# REQUIRED WORK:
Your reproduction of the entries should be exact and should contain no pictures.

[Dataset records]

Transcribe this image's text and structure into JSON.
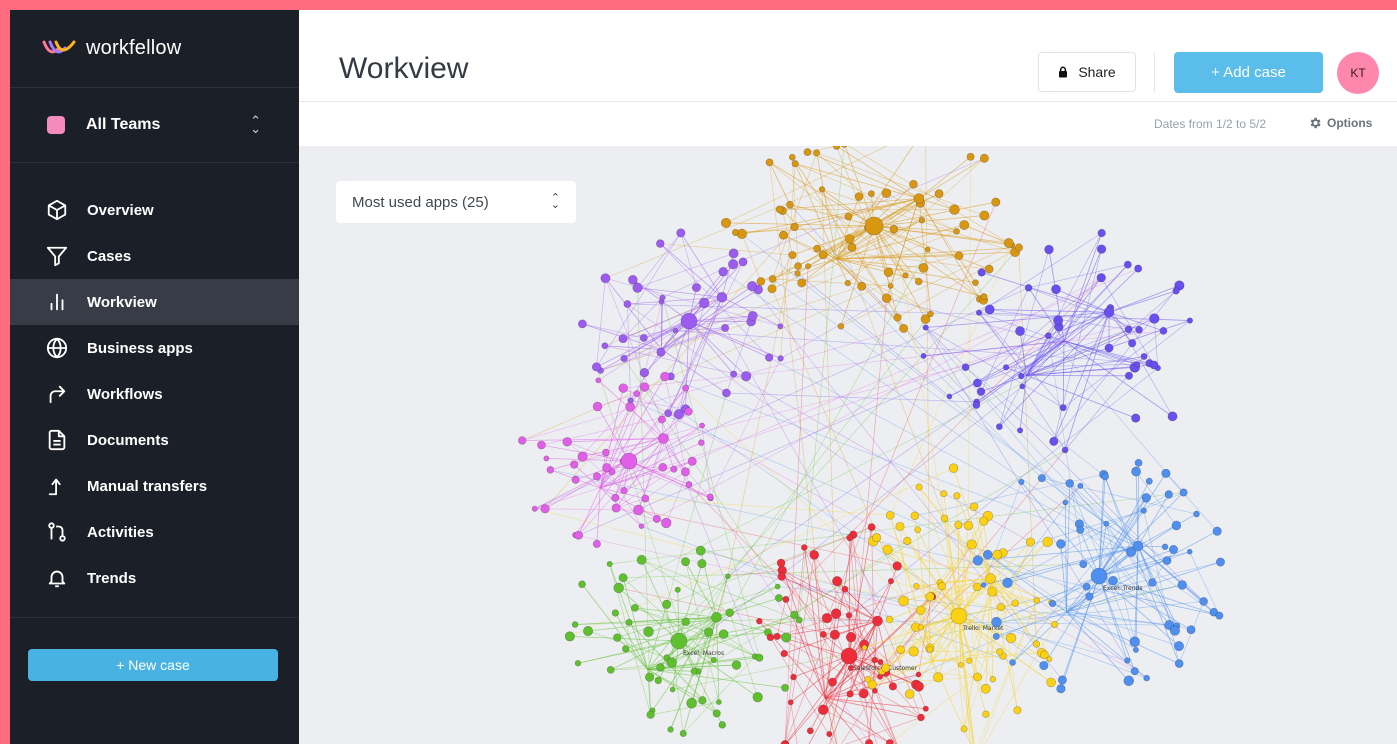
{
  "app": {
    "name": "workfellow"
  },
  "team_selector": {
    "label": "All Teams"
  },
  "nav": [
    {
      "label": "Overview",
      "icon": "cube-icon",
      "active": false
    },
    {
      "label": "Cases",
      "icon": "filter-icon",
      "active": false
    },
    {
      "label": "Workview",
      "icon": "bar-chart-icon",
      "active": true
    },
    {
      "label": "Business apps",
      "icon": "globe-icon",
      "active": false
    },
    {
      "label": "Workflows",
      "icon": "redirect-arrow-icon",
      "active": false
    },
    {
      "label": "Documents",
      "icon": "document-icon",
      "active": false
    },
    {
      "label": "Manual transfers",
      "icon": "transfer-arrow-icon",
      "active": false
    },
    {
      "label": "Activities",
      "icon": "git-branch-icon",
      "active": false
    },
    {
      "label": "Trends",
      "icon": "bell-icon",
      "active": false
    }
  ],
  "new_case_label": "+ New case",
  "header": {
    "title": "Workview",
    "share_label": "Share",
    "add_case_label": "+ Add case",
    "avatar_initials": "KT"
  },
  "subbar": {
    "dates": "Dates from 1/2 to 5/2",
    "options_label": "Options"
  },
  "graph": {
    "dropdown_value": "Most used apps (25)",
    "clusters": [
      {
        "color": "#d9960f",
        "label": ""
      },
      {
        "color": "#9d5cf0",
        "label": ""
      },
      {
        "color": "#e05ee8",
        "label": ""
      },
      {
        "color": "#6a4ff0",
        "label": ""
      },
      {
        "color": "#5fc02d",
        "label": "Excel: Macros"
      },
      {
        "color": "#ef2d3a",
        "label": "Salesforce: Customer"
      },
      {
        "color": "#fcd113",
        "label": "Trello: Market"
      },
      {
        "color": "#4e8ff0",
        "label": "Excel: Trends"
      }
    ],
    "colors": {
      "orange": "#e59a11",
      "violet": "#9d5cf0",
      "magenta": "#e05ee8",
      "indigo": "#6a4ff0",
      "green": "#5fc02d",
      "red": "#ef2d3a",
      "yellow": "#fcd113",
      "blue": "#4e8ff0"
    }
  },
  "colors": {
    "accent": "#48b3e3",
    "frame": "#ff6b7f",
    "sidebar_bg": "#1b1f27"
  }
}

# SOLVED PROBLEM:
Transcribe this image's text and structure into JSON.
{
  "app": {
    "name": "workfellow"
  },
  "team_selector": {
    "label": "All Teams"
  },
  "nav": [
    {
      "label": "Overview",
      "icon": "cube-icon",
      "active": false
    },
    {
      "label": "Cases",
      "icon": "filter-icon",
      "active": false
    },
    {
      "label": "Workview",
      "icon": "bar-chart-icon",
      "active": true
    },
    {
      "label": "Business apps",
      "icon": "globe-icon",
      "active": false
    },
    {
      "label": "Workflows",
      "icon": "redirect-arrow-icon",
      "active": false
    },
    {
      "label": "Documents",
      "icon": "document-icon",
      "active": false
    },
    {
      "label": "Manual transfers",
      "icon": "transfer-arrow-icon",
      "active": false
    },
    {
      "label": "Activities",
      "icon": "git-branch-icon",
      "active": false
    },
    {
      "label": "Trends",
      "icon": "bell-icon",
      "active": false
    }
  ],
  "new_case_label": "+ New case",
  "header": {
    "title": "Workview",
    "share_label": "Share",
    "add_case_label": "+ Add case",
    "avatar_initials": "KT"
  },
  "subbar": {
    "dates": "Dates from 1/2 to 5/2",
    "options_label": "Options"
  },
  "graph": {
    "dropdown_value": "Most used apps (25)",
    "clusters": [
      {
        "color": "#d9960f",
        "label": ""
      },
      {
        "color": "#9d5cf0",
        "label": ""
      },
      {
        "color": "#e05ee8",
        "label": ""
      },
      {
        "color": "#6a4ff0",
        "label": ""
      },
      {
        "color": "#5fc02d",
        "label": "Excel: Macros"
      },
      {
        "color": "#ef2d3a",
        "label": "Salesforce: Customer"
      },
      {
        "color": "#fcd113",
        "label": "Trello: Market"
      },
      {
        "color": "#4e8ff0",
        "label": "Excel: Trends"
      }
    ],
    "colors": {
      "orange": "#e59a11",
      "violet": "#9d5cf0",
      "magenta": "#e05ee8",
      "indigo": "#6a4ff0",
      "green": "#5fc02d",
      "red": "#ef2d3a",
      "yellow": "#fcd113",
      "blue": "#4e8ff0"
    }
  },
  "colors": {
    "accent": "#48b3e3",
    "frame": "#ff6b7f",
    "sidebar_bg": "#1b1f27"
  }
}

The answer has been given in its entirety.